Task item:
Count the lines below that carry the word "Parameters". Answer with that number alone.

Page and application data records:

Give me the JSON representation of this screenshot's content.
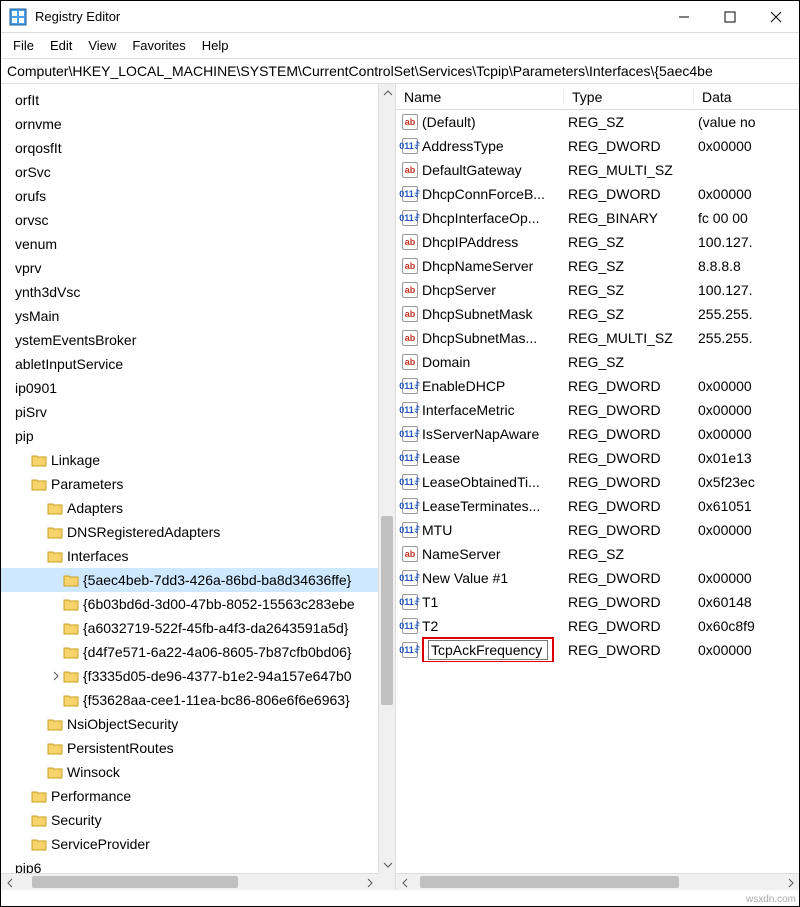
{
  "window": {
    "title": "Registry Editor"
  },
  "menu": {
    "file": "File",
    "edit": "Edit",
    "view": "View",
    "favorites": "Favorites",
    "help": "Help"
  },
  "address": "Computer\\HKEY_LOCAL_MACHINE\\SYSTEM\\CurrentControlSet\\Services\\Tcpip\\Parameters\\Interfaces\\{5aec4be",
  "tree": [
    {
      "label": "orfIt",
      "indent": 0,
      "icon": false
    },
    {
      "label": "ornvme",
      "indent": 0,
      "icon": false
    },
    {
      "label": "orqosfIt",
      "indent": 0,
      "icon": false
    },
    {
      "label": "orSvc",
      "indent": 0,
      "icon": false
    },
    {
      "label": "orufs",
      "indent": 0,
      "icon": false
    },
    {
      "label": "orvsc",
      "indent": 0,
      "icon": false
    },
    {
      "label": "venum",
      "indent": 0,
      "icon": false
    },
    {
      "label": "vprv",
      "indent": 0,
      "icon": false
    },
    {
      "label": "ynth3dVsc",
      "indent": 0,
      "icon": false
    },
    {
      "label": "ysMain",
      "indent": 0,
      "icon": false
    },
    {
      "label": "ystemEventsBroker",
      "indent": 0,
      "icon": false
    },
    {
      "label": "abletInputService",
      "indent": 0,
      "icon": false
    },
    {
      "label": "ip0901",
      "indent": 0,
      "icon": false
    },
    {
      "label": "piSrv",
      "indent": 0,
      "icon": false
    },
    {
      "label": "pip",
      "indent": 0,
      "icon": false
    },
    {
      "label": "Linkage",
      "indent": 1,
      "icon": true
    },
    {
      "label": "Parameters",
      "indent": 1,
      "icon": true,
      "open": true
    },
    {
      "label": "Adapters",
      "indent": 2,
      "icon": true
    },
    {
      "label": "DNSRegisteredAdapters",
      "indent": 2,
      "icon": true
    },
    {
      "label": "Interfaces",
      "indent": 2,
      "icon": true,
      "open": true
    },
    {
      "label": "{5aec4beb-7dd3-426a-86bd-ba8d34636ffe}",
      "indent": 3,
      "icon": true,
      "selected": true
    },
    {
      "label": "{6b03bd6d-3d00-47bb-8052-15563c283ebe",
      "indent": 3,
      "icon": true
    },
    {
      "label": "{a6032719-522f-45fb-a4f3-da2643591a5d}",
      "indent": 3,
      "icon": true
    },
    {
      "label": "{d4f7e571-6a22-4a06-8605-7b87cfb0bd06}",
      "indent": 3,
      "icon": true
    },
    {
      "label": "{f3335d05-de96-4377-b1e2-94a157e647b0",
      "indent": 3,
      "icon": true,
      "expander": ">"
    },
    {
      "label": "{f53628aa-cee1-11ea-bc86-806e6f6e6963}",
      "indent": 3,
      "icon": true
    },
    {
      "label": "NsiObjectSecurity",
      "indent": 2,
      "icon": true
    },
    {
      "label": "PersistentRoutes",
      "indent": 2,
      "icon": true
    },
    {
      "label": "Winsock",
      "indent": 2,
      "icon": true
    },
    {
      "label": "Performance",
      "indent": 1,
      "icon": true
    },
    {
      "label": "Security",
      "indent": 1,
      "icon": true
    },
    {
      "label": "ServiceProvider",
      "indent": 1,
      "icon": true
    },
    {
      "label": "pip6",
      "indent": 0,
      "icon": false
    }
  ],
  "list": {
    "headers": {
      "name": "Name",
      "type": "Type",
      "data": "Data"
    },
    "rows": [
      {
        "icon": "ab",
        "name": "(Default)",
        "type": "REG_SZ",
        "data": "(value no"
      },
      {
        "icon": "011",
        "name": "AddressType",
        "type": "REG_DWORD",
        "data": "0x00000"
      },
      {
        "icon": "ab",
        "name": "DefaultGateway",
        "type": "REG_MULTI_SZ",
        "data": ""
      },
      {
        "icon": "011",
        "name": "DhcpConnForceB...",
        "type": "REG_DWORD",
        "data": "0x00000"
      },
      {
        "icon": "011",
        "name": "DhcpInterfaceOp...",
        "type": "REG_BINARY",
        "data": "fc 00 00 "
      },
      {
        "icon": "ab",
        "name": "DhcpIPAddress",
        "type": "REG_SZ",
        "data": "100.127."
      },
      {
        "icon": "ab",
        "name": "DhcpNameServer",
        "type": "REG_SZ",
        "data": "8.8.8.8"
      },
      {
        "icon": "ab",
        "name": "DhcpServer",
        "type": "REG_SZ",
        "data": "100.127."
      },
      {
        "icon": "ab",
        "name": "DhcpSubnetMask",
        "type": "REG_SZ",
        "data": "255.255."
      },
      {
        "icon": "ab",
        "name": "DhcpSubnetMas...",
        "type": "REG_MULTI_SZ",
        "data": "255.255."
      },
      {
        "icon": "ab",
        "name": "Domain",
        "type": "REG_SZ",
        "data": ""
      },
      {
        "icon": "011",
        "name": "EnableDHCP",
        "type": "REG_DWORD",
        "data": "0x00000"
      },
      {
        "icon": "011",
        "name": "InterfaceMetric",
        "type": "REG_DWORD",
        "data": "0x00000"
      },
      {
        "icon": "011",
        "name": "IsServerNapAware",
        "type": "REG_DWORD",
        "data": "0x00000"
      },
      {
        "icon": "011",
        "name": "Lease",
        "type": "REG_DWORD",
        "data": "0x01e13"
      },
      {
        "icon": "011",
        "name": "LeaseObtainedTi...",
        "type": "REG_DWORD",
        "data": "0x5f23ec"
      },
      {
        "icon": "011",
        "name": "LeaseTerminates...",
        "type": "REG_DWORD",
        "data": "0x61051"
      },
      {
        "icon": "011",
        "name": "MTU",
        "type": "REG_DWORD",
        "data": "0x00000"
      },
      {
        "icon": "ab",
        "name": "NameServer",
        "type": "REG_SZ",
        "data": ""
      },
      {
        "icon": "011",
        "name": "New Value #1",
        "type": "REG_DWORD",
        "data": "0x00000"
      },
      {
        "icon": "011",
        "name": "T1",
        "type": "REG_DWORD",
        "data": "0x60148"
      },
      {
        "icon": "011",
        "name": "T2",
        "type": "REG_DWORD",
        "data": "0x60c8f9"
      },
      {
        "icon": "011",
        "name": "TcpAckFrequency",
        "type": "REG_DWORD",
        "data": "0x00000",
        "editing": true
      }
    ]
  },
  "watermark": "wsxdn.com"
}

Reply to the exercise:
2